(Collected data entries)
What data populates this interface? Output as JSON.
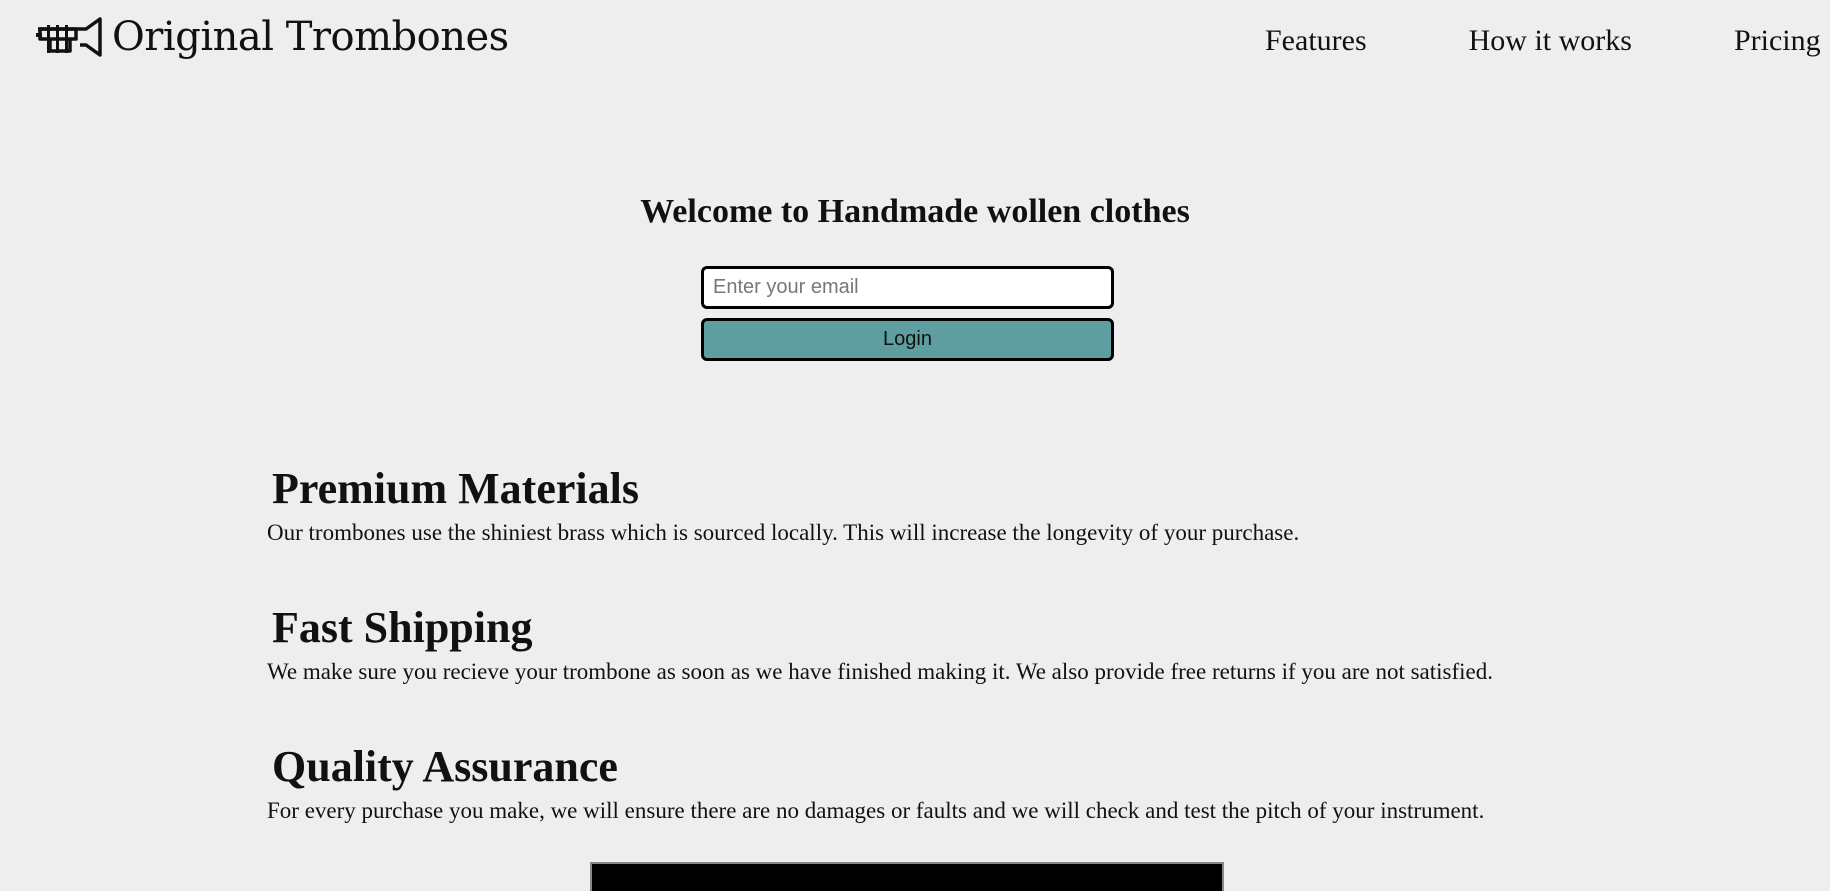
{
  "header": {
    "logo_text": "Original Trombones",
    "logo_icon": "trombone-icon",
    "nav": [
      {
        "label": "Features"
      },
      {
        "label": "How it works"
      },
      {
        "label": "Pricing"
      }
    ]
  },
  "hero": {
    "title": "Welcome to Handmade wollen clothes",
    "email_placeholder": "Enter your email",
    "email_value": "",
    "login_label": "Login"
  },
  "features": [
    {
      "title": "Premium Materials",
      "text": "Our trombones use the shiniest brass which is sourced locally. This will increase the longevity of your purchase."
    },
    {
      "title": "Fast Shipping",
      "text": "We make sure you recieve your trombone as soon as we have finished making it. We also provide free returns if you are not satisfied."
    },
    {
      "title": "Quality Assurance",
      "text": "For every purchase you make, we will ensure there are no damages or faults and we will check and test the pitch of your instrument."
    }
  ],
  "colors": {
    "background": "#eeeeee",
    "button": "#5f9ea0",
    "text": "#111111"
  }
}
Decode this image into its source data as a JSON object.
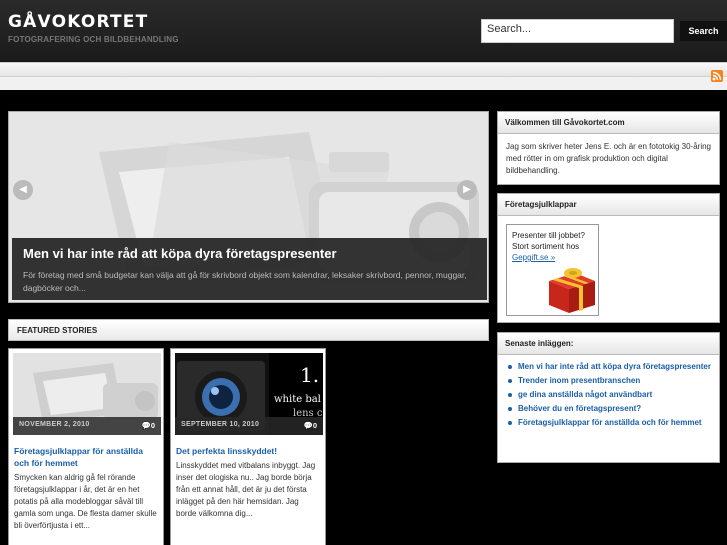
{
  "header": {
    "logo": "GÅVOKORTET",
    "tagline": "FOTOGRAFERING OCH BILDBEHANDLING",
    "search_placeholder": "Search...",
    "search_button": "Search",
    "rss_icon": "rss-icon"
  },
  "slider": {
    "title": "Men vi har inte råd att köpa dyra företagspresenter",
    "excerpt": "För företag med små budgetar kan välja att gå för skrivbord objekt som kalendrar, leksaker skrivbord, pennor, muggar, dagböcker och...",
    "prev_icon": "arrow-left-icon",
    "next_icon": "arrow-right-icon"
  },
  "featured": {
    "heading": "FEATURED STORIES",
    "cards": [
      {
        "date": "NOVEMBER 2, 2010",
        "comments": "0",
        "title": "Företagsjulklappar för anställda och för hemmet",
        "text": "Smycken kan aldrig gå fel rörande företagsjulklappar i år, det är en het potatis på alla modebloggar såväl till gamla som unga. De flesta damer skulle bli överförtjusta i ett..."
      },
      {
        "date": "SEPTEMBER 10, 2010",
        "comments": "0",
        "title": "Det perfekta linsskyddet!",
        "text": "Linsskyddet med vitbalans inbyggt. Jag inser det ologiska nu.. Jag borde börja från ett annat håll, det är ju det första inlägget på den här hemsidan. Jag borde välkomna dig...",
        "image_text": {
          "number": "1.",
          "line1": "white bal",
          "line2": "lens ca"
        }
      }
    ]
  },
  "sidebar": {
    "welcome": {
      "title": "Välkommen till Gåvokortet.com",
      "text": "Jag som skriver heter Jens E. och är en fototokig 30-åring med rötter in om grafisk produktion och digital bildbehandling."
    },
    "ad_widget": {
      "title": "Företagsjulklappar",
      "text": "Presenter till jobbet? Stort sortiment hos",
      "link": "Gepgift.se »",
      "image_icon": "gift-icon"
    },
    "recent": {
      "title": "Senaste inläggen:",
      "items": [
        "Men vi har inte råd att köpa dyra företagspresenter",
        "Trender inom presentbranschen",
        "ge dina anställda något användbart",
        "Behöver du en företagspresent?",
        "Företagsjulklappar för anställda och för hemmet"
      ]
    }
  },
  "colors": {
    "background": "#000000",
    "link": "#1a5fa8",
    "header": "#222222",
    "rss": "#f78422"
  }
}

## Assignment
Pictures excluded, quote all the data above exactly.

## Reply
What data populates this interface? Output as JSON.
{
  "header": {
    "logo_text": "Original Trombones",
    "logo_icon": "trombone-icon",
    "nav": [
      {
        "label": "Features"
      },
      {
        "label": "How it works"
      },
      {
        "label": "Pricing"
      }
    ]
  },
  "hero": {
    "title": "Welcome to Handmade wollen clothes",
    "email_placeholder": "Enter your email",
    "email_value": "",
    "login_label": "Login"
  },
  "features": [
    {
      "title": "Premium Materials",
      "text": "Our trombones use the shiniest brass which is sourced locally. This will increase the longevity of your purchase."
    },
    {
      "title": "Fast Shipping",
      "text": "We make sure you recieve your trombone as soon as we have finished making it. We also provide free returns if you are not satisfied."
    },
    {
      "title": "Quality Assurance",
      "text": "For every purchase you make, we will ensure there are no damages or faults and we will check and test the pitch of your instrument."
    }
  ],
  "colors": {
    "background": "#eeeeee",
    "button": "#5f9ea0",
    "text": "#111111"
  }
}
Decode this image into its source data as a JSON object.
{
  "header": {
    "logo": "GÅVOKORTET",
    "tagline": "FOTOGRAFERING OCH BILDBEHANDLING",
    "search_placeholder": "Search...",
    "search_button": "Search",
    "rss_icon": "rss-icon"
  },
  "slider": {
    "title": "Men vi har inte råd att köpa dyra företagspresenter",
    "excerpt": "För företag med små budgetar kan välja att gå för skrivbord objekt som kalendrar, leksaker skrivbord, pennor, muggar, dagböcker och...",
    "prev_icon": "arrow-left-icon",
    "next_icon": "arrow-right-icon"
  },
  "featured": {
    "heading": "FEATURED STORIES",
    "cards": [
      {
        "date": "NOVEMBER 2, 2010",
        "comments": "0",
        "title": "Företagsjulklappar för anställda och för hemmet",
        "text": "Smycken kan aldrig gå fel rörande företagsjulklappar i år, det är en het potatis på alla modebloggar såväl till gamla som unga. De flesta damer skulle bli överförtjusta i ett..."
      },
      {
        "date": "SEPTEMBER 10, 2010",
        "comments": "0",
        "title": "Det perfekta linsskyddet!",
        "text": "Linsskyddet med vitbalans inbyggt. Jag inser det ologiska nu.. Jag borde börja från ett annat håll, det är ju det första inlägget på den här hemsidan. Jag borde välkomna dig...",
        "image_text": {
          "number": "1.",
          "line1": "white bal",
          "line2": "lens ca"
        }
      }
    ]
  },
  "sidebar": {
    "welcome": {
      "title": "Välkommen till Gåvokortet.com",
      "text": "Jag som skriver heter Jens E. och är en fototokig 30-åring med rötter in om grafisk produktion och digital bildbehandling."
    },
    "ad_widget": {
      "title": "Företagsjulklappar",
      "text": "Presenter till jobbet? Stort sortiment hos",
      "link": "Gepgift.se »",
      "image_icon": "gift-icon"
    },
    "recent": {
      "title": "Senaste inläggen:",
      "items": [
        "Men vi har inte råd att köpa dyra företagspresenter",
        "Trender inom presentbranschen",
        "ge dina anställda något användbart",
        "Behöver du en företagspresent?",
        "Företagsjulklappar för anställda och för hemmet"
      ]
    }
  },
  "colors": {
    "background": "#000000",
    "link": "#1a5fa8",
    "header": "#222222",
    "rss": "#f78422"
  }
}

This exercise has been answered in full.